Paper Reviewed
Lee, H., Kim, J., Waliser, D.E., Loikith, P.C., Mattmann, C.A. and McGinnis S. 2015. Using joint probability distribution functions to evaluate simulations of precipitation, cloud fraction and insolation in the North America Regional Climate Change Assessment Program (NARCCAP). Climate Dynamics 45: 309-323.

Lee et al. (2015) studied regional climate model fidelity by assessing relationships that exist among seasonally-averaged precipitation, cloud fraction and surface insolation -- as determined by the North American Regional Climate Change Assessment Project (NARCCAP) -- and by comparing the results they thereby obtained with real-world observational data that were acquired from both ground stations and satellites, focusing their attention on 14 separate sub-regions of the conterminous United States.

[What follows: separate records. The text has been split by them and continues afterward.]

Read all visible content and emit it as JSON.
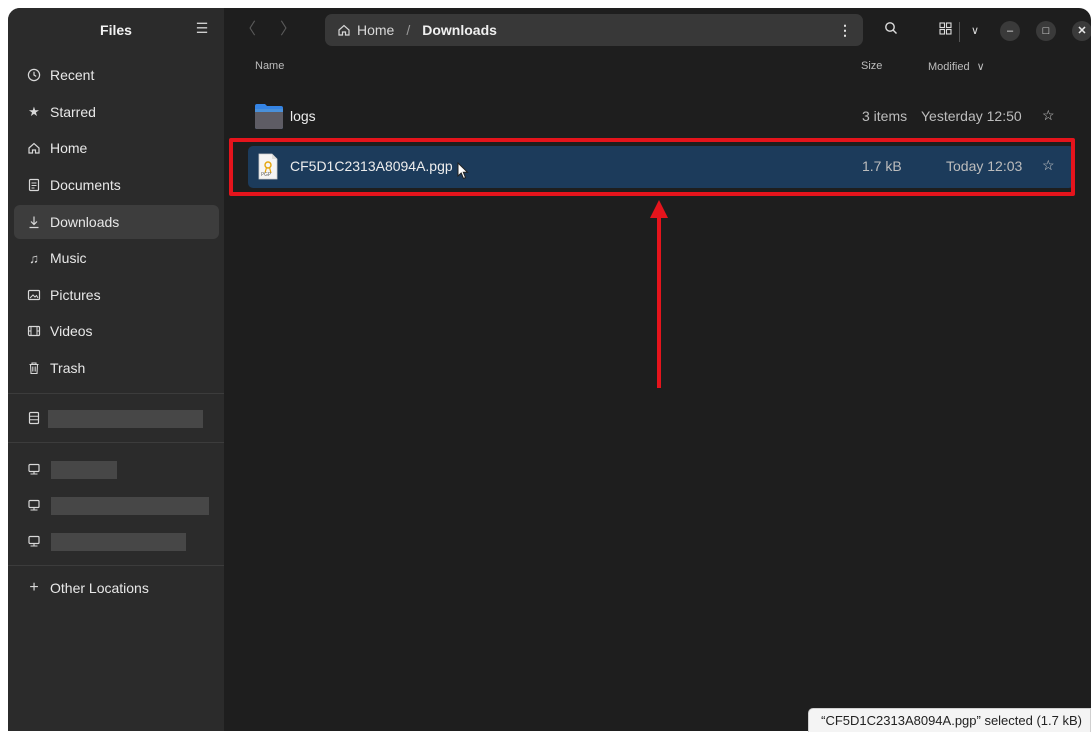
{
  "app": {
    "title": "Files"
  },
  "sidebar": {
    "items": [
      {
        "label": "Recent",
        "icon": "clock-icon"
      },
      {
        "label": "Starred",
        "icon": "star-icon"
      },
      {
        "label": "Home",
        "icon": "home-icon"
      },
      {
        "label": "Documents",
        "icon": "document-icon"
      },
      {
        "label": "Downloads",
        "icon": "download-icon",
        "active": true
      },
      {
        "label": "Music",
        "icon": "music-icon"
      },
      {
        "label": "Pictures",
        "icon": "picture-icon"
      },
      {
        "label": "Videos",
        "icon": "video-icon"
      },
      {
        "label": "Trash",
        "icon": "trash-icon"
      }
    ],
    "other_locations": "Other Locations"
  },
  "path": {
    "home": "Home",
    "separator": "/",
    "current": "Downloads"
  },
  "columns": {
    "name": "Name",
    "size": "Size",
    "modified": "Modified"
  },
  "files": [
    {
      "name": "logs",
      "size": "3 items",
      "modified": "Yesterday 12:50",
      "type": "folder"
    },
    {
      "name": "CF5D1C2313A8094A.pgp",
      "size": "1.7 kB",
      "modified": "Today 12:03",
      "type": "pgp",
      "selected": true
    }
  ],
  "file_icon_label": "PGP",
  "status": {
    "text": "“CF5D1C2313A8094A.pgp” selected  (1.7 kB)"
  },
  "colors": {
    "selection": "#1c3b5b",
    "highlight": "#e5141c",
    "arrow": "#e5141c"
  }
}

This work revealed, as the six U.S. researchers describe it, that "the skill in capturing these observed relationships varies widely among the NARCCAP regional climate models, especially in the Midwest and Southeast coast regions where observations show weak (or even negative) correlations between precipitation and cloud fraction in winter." In addition, they note that "model performance varies markedly between regions as well as seasons." And, therefore, when all was said and done, they were forced to admit that the "accurate simulation of precipitation, clouds and other variables related to the surface radiation budget still remains a major challenge in climate models."

Posted 10 September 2015